▶ [YOUR GOAL] The reply should be an exact repeat of the listing, with no pictures in it.

▶ [EXERCISE MATERIALS]
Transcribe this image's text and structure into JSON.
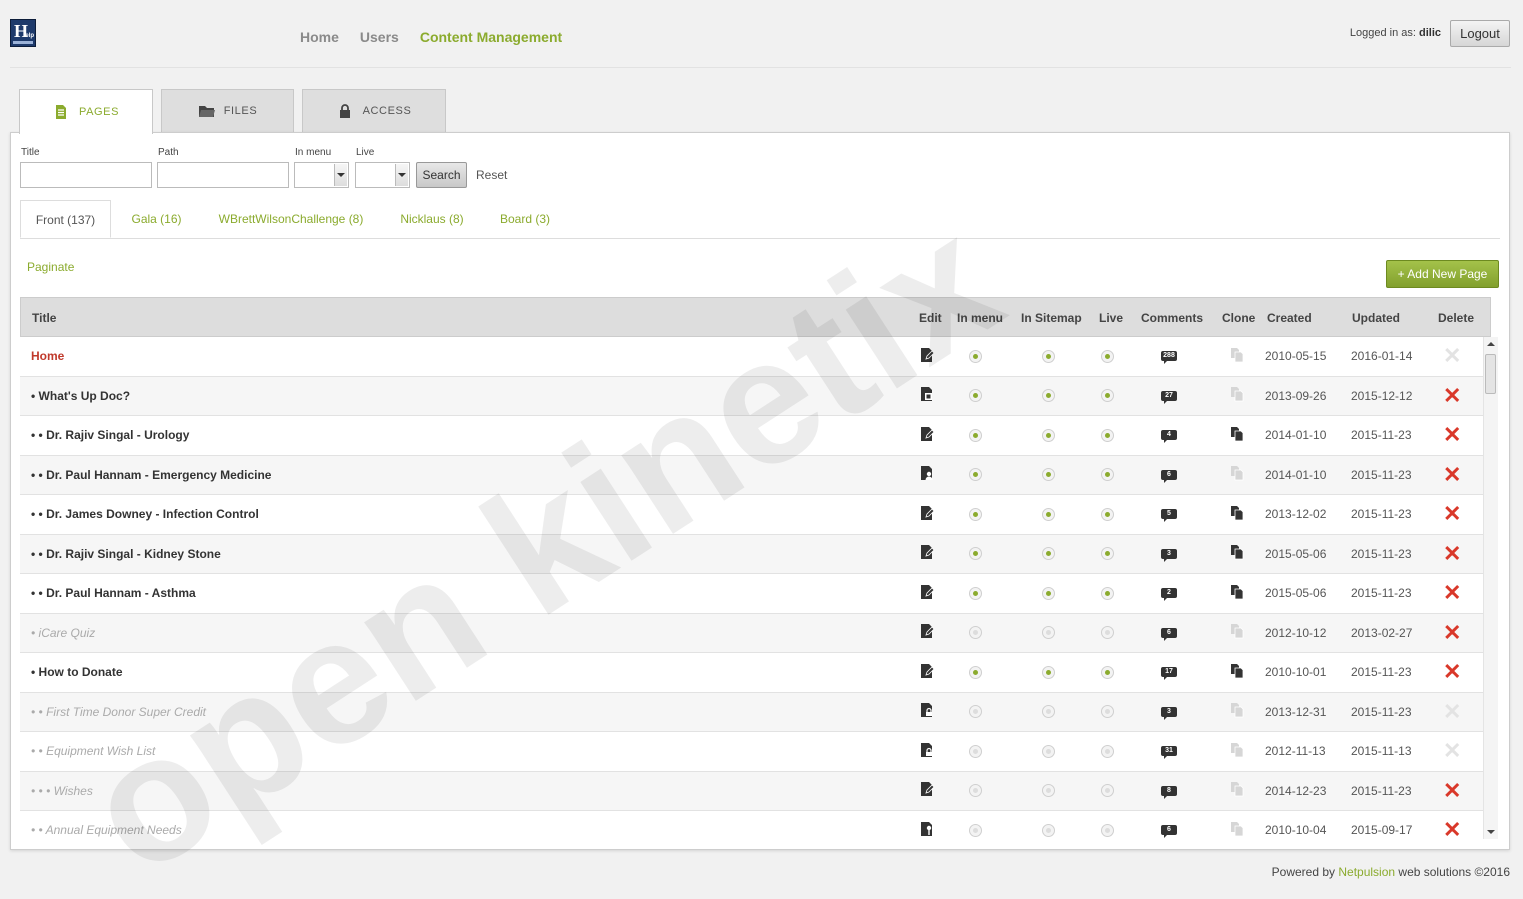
{
  "app": {
    "logo_text": "H",
    "logo_small": "elp",
    "nav": [
      {
        "label": "Home",
        "active": false
      },
      {
        "label": "Users",
        "active": false
      },
      {
        "label": "Content Management",
        "active": true
      }
    ],
    "logged_in_prefix": "Logged in as:",
    "username": "dilic",
    "logout_label": "Logout"
  },
  "main_tabs": [
    {
      "label": "PAGES",
      "icon": "document-icon",
      "active": true
    },
    {
      "label": "FILES",
      "icon": "folder-icon",
      "active": false
    },
    {
      "label": "ACCESS",
      "icon": "lock-icon",
      "active": false
    }
  ],
  "filters": {
    "title_label": "Title",
    "path_label": "Path",
    "in_menu_label": "In menu",
    "live_label": "Live",
    "title_value": "",
    "path_value": "",
    "in_menu_value": "",
    "live_value": "",
    "search_label": "Search",
    "reset_label": "Reset"
  },
  "sub_tabs": [
    {
      "label": "Front (137)",
      "active": true
    },
    {
      "label": "Gala (16)",
      "active": false
    },
    {
      "label": "WBrettWilsonChallenge (8)",
      "active": false
    },
    {
      "label": "Nicklaus (8)",
      "active": false
    },
    {
      "label": "Board (3)",
      "active": false
    }
  ],
  "paginate_label": "Paginate",
  "add_new_label": "+ Add New Page",
  "table": {
    "columns": [
      "Title",
      "Edit",
      "In menu",
      "In Sitemap",
      "Live",
      "Comments",
      "Clone",
      "Created",
      "Updated",
      "Delete"
    ],
    "rows": [
      {
        "title": "Home",
        "style": "home",
        "edit": "edit",
        "in_menu": true,
        "sitemap": true,
        "live": true,
        "comments": "288",
        "clone": false,
        "created": "2010-05-15",
        "updated": "2016-01-14",
        "deletable": false
      },
      {
        "title": "• What's Up Doc?",
        "style": "normal",
        "edit": "page",
        "in_menu": true,
        "sitemap": true,
        "live": true,
        "comments": "27",
        "clone": false,
        "created": "2013-09-26",
        "updated": "2015-12-12",
        "deletable": true
      },
      {
        "title": "• • Dr. Rajiv Singal - Urology",
        "style": "normal",
        "edit": "edit",
        "in_menu": true,
        "sitemap": true,
        "live": true,
        "comments": "4",
        "clone": true,
        "created": "2014-01-10",
        "updated": "2015-11-23",
        "deletable": true
      },
      {
        "title": "• • Dr. Paul Hannam - Emergency Medicine",
        "style": "normal",
        "edit": "user",
        "in_menu": true,
        "sitemap": true,
        "live": true,
        "comments": "6",
        "clone": false,
        "created": "2014-01-10",
        "updated": "2015-11-23",
        "deletable": true
      },
      {
        "title": "• • Dr. James Downey - Infection Control",
        "style": "normal",
        "edit": "edit",
        "in_menu": true,
        "sitemap": true,
        "live": true,
        "comments": "5",
        "clone": true,
        "created": "2013-12-02",
        "updated": "2015-11-23",
        "deletable": true
      },
      {
        "title": "• • Dr. Rajiv Singal - Kidney Stone",
        "style": "normal",
        "edit": "edit",
        "in_menu": true,
        "sitemap": true,
        "live": true,
        "comments": "3",
        "clone": true,
        "created": "2015-05-06",
        "updated": "2015-11-23",
        "deletable": true
      },
      {
        "title": "• • Dr. Paul Hannam - Asthma",
        "style": "normal",
        "edit": "edit",
        "in_menu": true,
        "sitemap": true,
        "live": true,
        "comments": "2",
        "clone": true,
        "created": "2015-05-06",
        "updated": "2015-11-23",
        "deletable": true
      },
      {
        "title": "• iCare Quiz",
        "style": "off",
        "edit": "edit",
        "in_menu": false,
        "sitemap": false,
        "live": false,
        "comments": "6",
        "clone": false,
        "created": "2012-10-12",
        "updated": "2013-02-27",
        "deletable": true
      },
      {
        "title": "• How to Donate",
        "style": "normal",
        "edit": "edit",
        "in_menu": true,
        "sitemap": true,
        "live": true,
        "comments": "17",
        "clone": true,
        "created": "2010-10-01",
        "updated": "2015-11-23",
        "deletable": true
      },
      {
        "title": "• • First Time Donor Super Credit",
        "style": "off",
        "edit": "lock",
        "in_menu": false,
        "sitemap": false,
        "live": false,
        "comments": "3",
        "clone": false,
        "created": "2013-12-31",
        "updated": "2015-11-23",
        "deletable": false
      },
      {
        "title": "• • Equipment Wish List",
        "style": "off",
        "edit": "lock",
        "in_menu": false,
        "sitemap": false,
        "live": false,
        "comments": "31",
        "clone": false,
        "created": "2012-11-13",
        "updated": "2015-11-13",
        "deletable": false
      },
      {
        "title": "• • • Wishes",
        "style": "off",
        "edit": "edit",
        "in_menu": false,
        "sitemap": false,
        "live": false,
        "comments": "8",
        "clone": false,
        "created": "2014-12-23",
        "updated": "2015-11-23",
        "deletable": true
      },
      {
        "title": "• • Annual Equipment Needs",
        "style": "off",
        "edit": "key",
        "in_menu": false,
        "sitemap": false,
        "live": false,
        "comments": "6",
        "clone": false,
        "created": "2010-10-04",
        "updated": "2015-09-17",
        "deletable": true
      }
    ]
  },
  "watermark": "open kinetix",
  "footer": {
    "prefix": "Powered by",
    "brand": "Netpulsion",
    "suffix": "web solutions ©2016"
  },
  "colors": {
    "accent": "#8bab2e",
    "home_title": "#c0392b",
    "delete_active": "#d9382a",
    "delete_disabled": "#e3e3e3"
  }
}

▶ [OUTPUT BELOW]
Transcribe this image's text and structure into JSON.
{
  "app": {
    "logo_text": "H",
    "logo_small": "elp",
    "nav": [
      {
        "label": "Home",
        "active": false
      },
      {
        "label": "Users",
        "active": false
      },
      {
        "label": "Content Management",
        "active": true
      }
    ],
    "logged_in_prefix": "Logged in as:",
    "username": "dilic",
    "logout_label": "Logout"
  },
  "main_tabs": [
    {
      "label": "PAGES",
      "icon": "document-icon",
      "active": true
    },
    {
      "label": "FILES",
      "icon": "folder-icon",
      "active": false
    },
    {
      "label": "ACCESS",
      "icon": "lock-icon",
      "active": false
    }
  ],
  "filters": {
    "title_label": "Title",
    "path_label": "Path",
    "in_menu_label": "In menu",
    "live_label": "Live",
    "title_value": "",
    "path_value": "",
    "in_menu_value": "",
    "live_value": "",
    "search_label": "Search",
    "reset_label": "Reset"
  },
  "sub_tabs": [
    {
      "label": "Front (137)",
      "active": true
    },
    {
      "label": "Gala (16)",
      "active": false
    },
    {
      "label": "WBrettWilsonChallenge (8)",
      "active": false
    },
    {
      "label": "Nicklaus (8)",
      "active": false
    },
    {
      "label": "Board (3)",
      "active": false
    }
  ],
  "paginate_label": "Paginate",
  "add_new_label": "+ Add New Page",
  "table": {
    "columns": [
      "Title",
      "Edit",
      "In menu",
      "In Sitemap",
      "Live",
      "Comments",
      "Clone",
      "Created",
      "Updated",
      "Delete"
    ],
    "rows": [
      {
        "title": "Home",
        "style": "home",
        "edit": "edit",
        "in_menu": true,
        "sitemap": true,
        "live": true,
        "comments": "288",
        "clone": false,
        "created": "2010-05-15",
        "updated": "2016-01-14",
        "deletable": false
      },
      {
        "title": "• What's Up Doc?",
        "style": "normal",
        "edit": "page",
        "in_menu": true,
        "sitemap": true,
        "live": true,
        "comments": "27",
        "clone": false,
        "created": "2013-09-26",
        "updated": "2015-12-12",
        "deletable": true
      },
      {
        "title": "• • Dr. Rajiv Singal - Urology",
        "style": "normal",
        "edit": "edit",
        "in_menu": true,
        "sitemap": true,
        "live": true,
        "comments": "4",
        "clone": true,
        "created": "2014-01-10",
        "updated": "2015-11-23",
        "deletable": true
      },
      {
        "title": "• • Dr. Paul Hannam - Emergency Medicine",
        "style": "normal",
        "edit": "user",
        "in_menu": true,
        "sitemap": true,
        "live": true,
        "comments": "6",
        "clone": false,
        "created": "2014-01-10",
        "updated": "2015-11-23",
        "deletable": true
      },
      {
        "title": "• • Dr. James Downey - Infection Control",
        "style": "normal",
        "edit": "edit",
        "in_menu": true,
        "sitemap": true,
        "live": true,
        "comments": "5",
        "clone": true,
        "created": "2013-12-02",
        "updated": "2015-11-23",
        "deletable": true
      },
      {
        "title": "• • Dr. Rajiv Singal - Kidney Stone",
        "style": "normal",
        "edit": "edit",
        "in_menu": true,
        "sitemap": true,
        "live": true,
        "comments": "3",
        "clone": true,
        "created": "2015-05-06",
        "updated": "2015-11-23",
        "deletable": true
      },
      {
        "title": "• • Dr. Paul Hannam - Asthma",
        "style": "normal",
        "edit": "edit",
        "in_menu": true,
        "sitemap": true,
        "live": true,
        "comments": "2",
        "clone": true,
        "created": "2015-05-06",
        "updated": "2015-11-23",
        "deletable": true
      },
      {
        "title": "• iCare Quiz",
        "style": "off",
        "edit": "edit",
        "in_menu": false,
        "sitemap": false,
        "live": false,
        "comments": "6",
        "clone": false,
        "created": "2012-10-12",
        "updated": "2013-02-27",
        "deletable": true
      },
      {
        "title": "• How to Donate",
        "style": "normal",
        "edit": "edit",
        "in_menu": true,
        "sitemap": true,
        "live": true,
        "comments": "17",
        "clone": true,
        "created": "2010-10-01",
        "updated": "2015-11-23",
        "deletable": true
      },
      {
        "title": "• • First Time Donor Super Credit",
        "style": "off",
        "edit": "lock",
        "in_menu": false,
        "sitemap": false,
        "live": false,
        "comments": "3",
        "clone": false,
        "created": "2013-12-31",
        "updated": "2015-11-23",
        "deletable": false
      },
      {
        "title": "• • Equipment Wish List",
        "style": "off",
        "edit": "lock",
        "in_menu": false,
        "sitemap": false,
        "live": false,
        "comments": "31",
        "clone": false,
        "created": "2012-11-13",
        "updated": "2015-11-13",
        "deletable": false
      },
      {
        "title": "• • • Wishes",
        "style": "off",
        "edit": "edit",
        "in_menu": false,
        "sitemap": false,
        "live": false,
        "comments": "8",
        "clone": false,
        "created": "2014-12-23",
        "updated": "2015-11-23",
        "deletable": true
      },
      {
        "title": "• • Annual Equipment Needs",
        "style": "off",
        "edit": "key",
        "in_menu": false,
        "sitemap": false,
        "live": false,
        "comments": "6",
        "clone": false,
        "created": "2010-10-04",
        "updated": "2015-09-17",
        "deletable": true
      }
    ]
  },
  "watermark": "open kinetix",
  "footer": {
    "prefix": "Powered by",
    "brand": "Netpulsion",
    "suffix": "web solutions ©2016"
  },
  "colors": {
    "accent": "#8bab2e",
    "home_title": "#c0392b",
    "delete_active": "#d9382a",
    "delete_disabled": "#e3e3e3"
  }
}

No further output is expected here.